By CHRIS ALTRUDA
Just five starts into his NBA career, Jeremy Lin may be running out of ways to outdo himself.
Riding high with a burgeoning national following after more late clutch play, Lin leads the surging New York Knicks into the opener of a five-game homestand Wednesday night versus the Sacramento Kings.
Inserted into the starting lineup by coach Mike D'Antoni out of desperation just nine days ago following a career-high 25-point effort off the bench in a win against New Jersey on Feb. 4, Lin has skyrocketed to stardom with his unprecedented play with New York's first unit.
He has averaged 27.2 points - the highest scoring average for someone starting his first five games since the ABA-NBA merger - and 8.8 assists while shooting 50.0 percent as a starter in helping New York (14-15) grab the eighth and final spot in the Eastern Conference playoff race and extend its current winning streak to six games.
The legend of Linsanity grew again exponentially - his Twitter account now has more than 270,000 followers - in Toronto on Tuesday night, when he hit a tiebreaking 3-pointer with five-tenths of a second to play that capped a game-ending 13-1 run and gave the Knicks a 90-87 victory. The point guard, whose three-point play with 1:05 left tied the game at 87, also had a career-high 11 assists.
"I'm thankful that the coach and my teammates trust me with the ball at the end of the game," he said. "I like having it at the end of the game. I'm just very thankful."
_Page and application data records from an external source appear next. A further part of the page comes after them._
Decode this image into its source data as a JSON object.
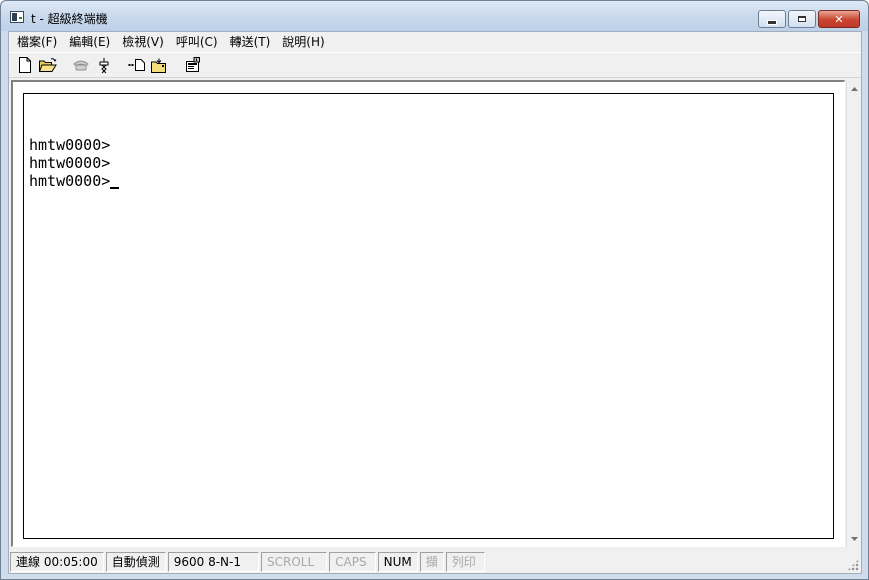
{
  "window": {
    "title": "t - 超級終端機",
    "caption_buttons": {
      "minimize": "minimize",
      "maximize": "maximize",
      "close": "✕"
    }
  },
  "menu": [
    {
      "label": "檔案(F)"
    },
    {
      "label": "編輯(E)"
    },
    {
      "label": "檢視(V)"
    },
    {
      "label": "呼叫(C)"
    },
    {
      "label": "轉送(T)"
    },
    {
      "label": "說明(H)"
    }
  ],
  "toolbar": {
    "icons": [
      "new-document-icon",
      "open-folder-icon",
      "call-icon",
      "disconnect-icon",
      "send-file-icon",
      "receive-file-icon",
      "properties-icon"
    ]
  },
  "terminal": {
    "lines": [
      "",
      "hmtw0000>",
      "hmtw0000>",
      "hmtw0000>"
    ]
  },
  "statusbar": {
    "connection": "連線 00:05:00",
    "detect": "自動偵測",
    "port_settings": "9600 8-N-1",
    "scroll": "SCROLL",
    "caps": "CAPS",
    "num": "NUM",
    "capture": "擷",
    "print": "列印"
  },
  "colors": {
    "title_bar": "#c9d9ec",
    "close_button": "#c8452f",
    "terminal_background": "#ffffff",
    "terminal_text": "#000000"
  }
}
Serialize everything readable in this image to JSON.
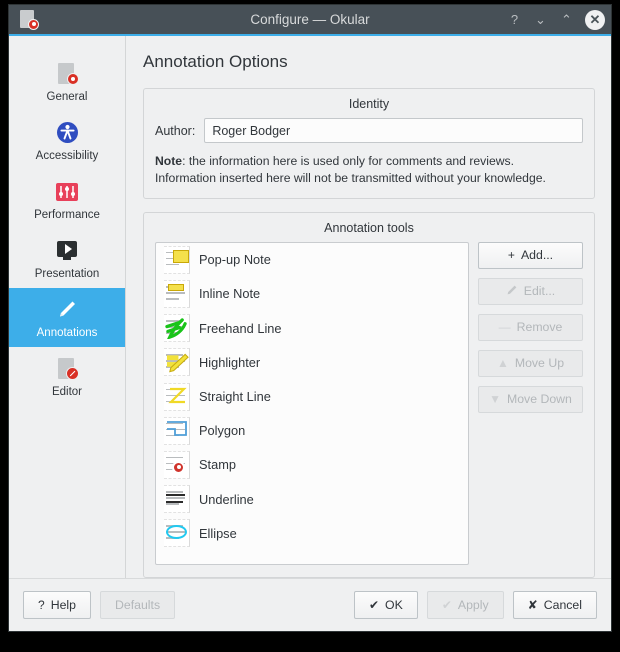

Lin will undoubtedly get a hero's welcome at a raucous Madison Square Garden, likely to be feted by a crowd that has already taken to the Asian-American as one of its own - they have serenaded him with chants of "M-V-P" during his equally meteoric and unlikely rise to national acclaim during this win streak.
Lin's winning shot also overshadowed the return of Amar'e Stoudemire, who had 21 points and nine rebounds after missing four games following the death of his brother. The power forward seemed at ease running pick-and-rolls with Lin, who assisted on five of Stoudemire's baskets.
"I don't know what's going on in New York right now, but Jeremy's playing great," Stoudemire said. "He's playing phenomenal right now, it's amazing to watch him play out there. He's doing a phenomenal job."
The Raptors occasionally flustered Lin by double-teaming him above the top of the key, which contributed to him matching a season high with eight turnovers. While he has recorded at least seven assists in each game during New York's win streak, Lin also has committed six or more turnovers in four of them.
Whether the Kings can do similar things with Marcus Thornton likely to draw Lin defensively is uncertain. Sacramento (10-18) allowed a Chicago team without injured reigning MVP Derrick Rose to shoot 52.4 percent in a 121-115 loss Tuesday night.
The Kings nearly rallied from a 19-point fourth-quarter deficit as Thornton, Tyreke Evans and DeMarcus Cousins combined to score 78 points, but were unable to finish the rally as they fell to 3-13 on the road.
"They're a tough team," Evans said. "They play together. They run that high pick-and-roll good with the bigs. They ran it all night on us and got a lot of fouls. That's what killed us."
Sacramento has dropped six of seven on the road but has made the most of its recent trips to New York, winning four straight and six of seven there after dropping 16 of the previous 17.
The Knicks had an easy time in Sacramento on New Year's Eve, rolling to a 114-92 win as rookie Josh Harrellson had 14 points and 12 rebounds in his first NBA start in place of the injured Stoudemire.